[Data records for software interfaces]

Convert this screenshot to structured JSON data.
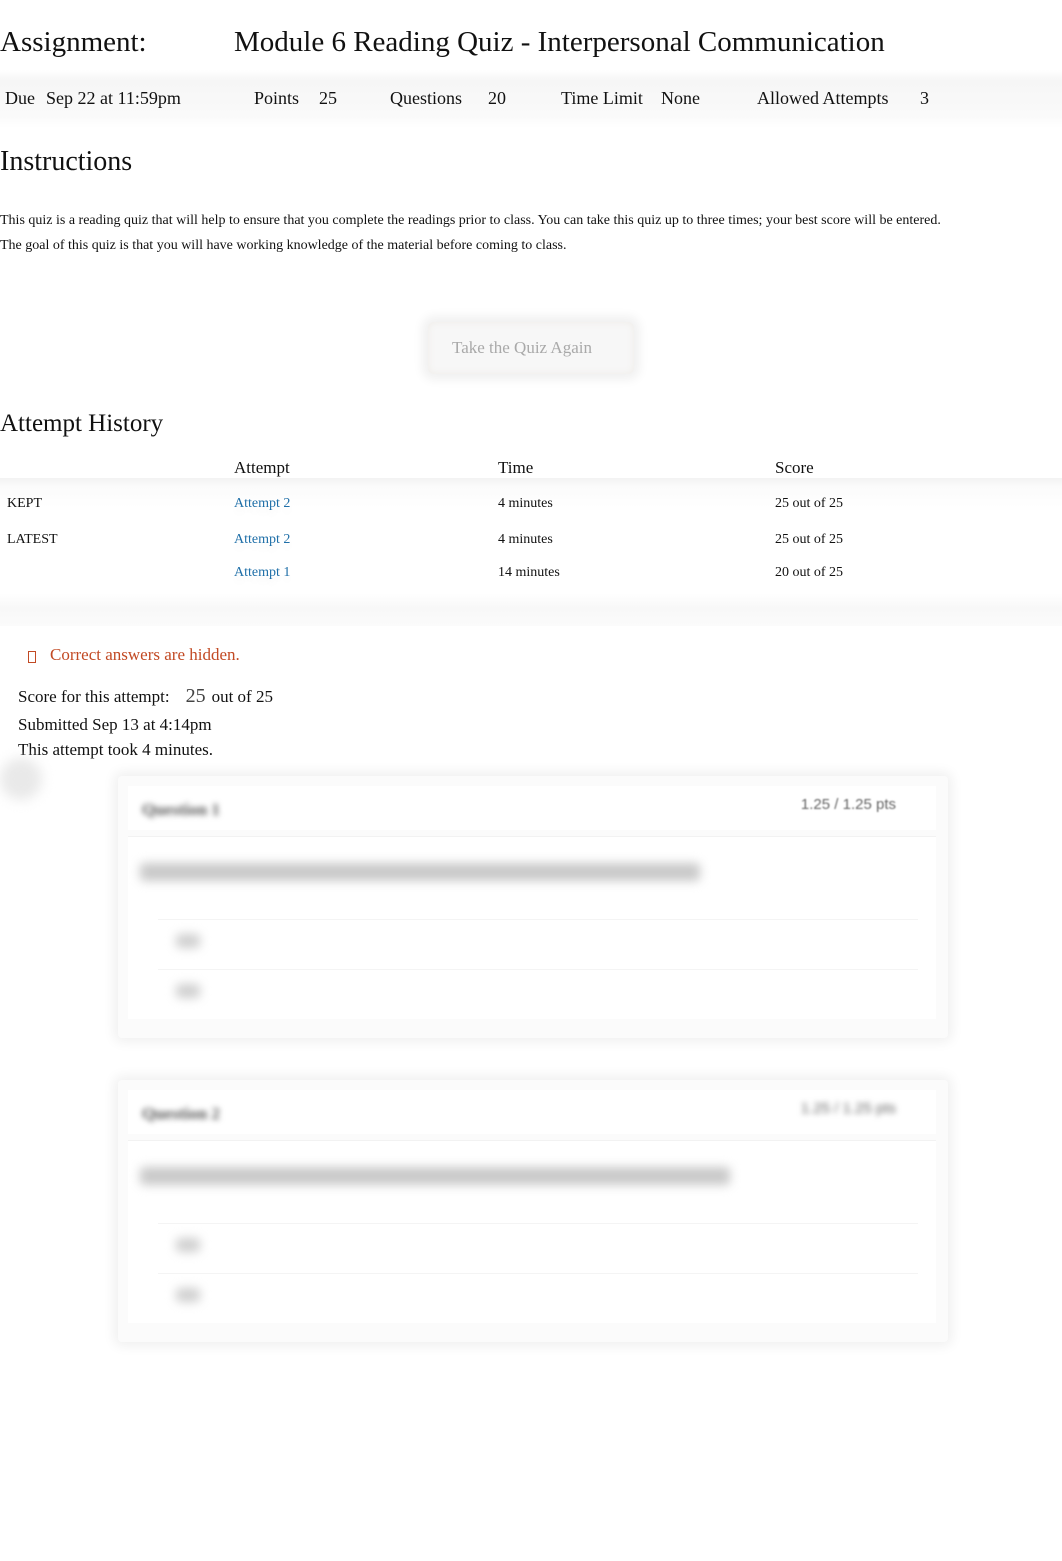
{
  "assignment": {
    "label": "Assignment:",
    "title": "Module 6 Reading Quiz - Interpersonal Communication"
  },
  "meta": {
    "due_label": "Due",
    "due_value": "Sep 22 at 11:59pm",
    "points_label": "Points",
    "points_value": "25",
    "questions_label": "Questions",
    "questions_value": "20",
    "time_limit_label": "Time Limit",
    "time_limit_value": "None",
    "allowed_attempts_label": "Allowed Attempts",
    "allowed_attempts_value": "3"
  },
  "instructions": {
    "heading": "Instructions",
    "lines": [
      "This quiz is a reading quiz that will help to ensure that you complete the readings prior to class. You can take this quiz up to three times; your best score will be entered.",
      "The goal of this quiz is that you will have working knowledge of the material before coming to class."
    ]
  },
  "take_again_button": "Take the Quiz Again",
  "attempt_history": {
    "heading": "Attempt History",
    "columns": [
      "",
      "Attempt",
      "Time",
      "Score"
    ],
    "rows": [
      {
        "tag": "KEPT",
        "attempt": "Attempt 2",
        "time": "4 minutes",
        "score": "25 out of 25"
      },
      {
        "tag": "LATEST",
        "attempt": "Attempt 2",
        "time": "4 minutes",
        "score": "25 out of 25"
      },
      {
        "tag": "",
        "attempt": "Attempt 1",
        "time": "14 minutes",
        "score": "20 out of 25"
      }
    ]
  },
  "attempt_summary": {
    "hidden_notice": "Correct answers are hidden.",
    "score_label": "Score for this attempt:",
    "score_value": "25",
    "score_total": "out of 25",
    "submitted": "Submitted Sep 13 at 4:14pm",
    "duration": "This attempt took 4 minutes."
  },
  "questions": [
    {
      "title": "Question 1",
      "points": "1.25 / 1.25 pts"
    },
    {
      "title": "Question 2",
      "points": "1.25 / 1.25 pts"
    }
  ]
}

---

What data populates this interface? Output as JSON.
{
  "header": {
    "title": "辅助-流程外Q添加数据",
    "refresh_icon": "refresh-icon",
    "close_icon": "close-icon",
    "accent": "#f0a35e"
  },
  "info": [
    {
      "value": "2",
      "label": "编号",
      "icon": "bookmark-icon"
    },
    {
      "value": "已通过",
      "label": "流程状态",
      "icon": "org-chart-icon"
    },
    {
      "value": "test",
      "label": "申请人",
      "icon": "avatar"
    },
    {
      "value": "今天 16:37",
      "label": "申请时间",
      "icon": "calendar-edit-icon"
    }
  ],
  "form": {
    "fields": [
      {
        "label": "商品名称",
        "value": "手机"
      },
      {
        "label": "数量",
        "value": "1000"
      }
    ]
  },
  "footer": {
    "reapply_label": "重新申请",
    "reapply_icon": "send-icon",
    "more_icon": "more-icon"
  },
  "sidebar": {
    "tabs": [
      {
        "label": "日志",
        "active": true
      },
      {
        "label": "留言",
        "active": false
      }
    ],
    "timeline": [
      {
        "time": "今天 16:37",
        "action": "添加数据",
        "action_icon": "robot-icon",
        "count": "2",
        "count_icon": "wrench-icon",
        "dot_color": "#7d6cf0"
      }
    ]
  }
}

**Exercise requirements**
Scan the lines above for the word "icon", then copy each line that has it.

**Answer to the problem**
    "refresh_icon": "refresh-icon",
    "close_icon": "close-icon",
      "icon": "bookmark-icon"
      "icon": "org-chart-icon"
      "icon": "avatar"
      "icon": "calendar-edit-icon"
    "reapply_icon": "send-icon",
    "more_icon": "more-icon"
        "action_icon": "robot-icon",
        "count_icon": "wrench-icon",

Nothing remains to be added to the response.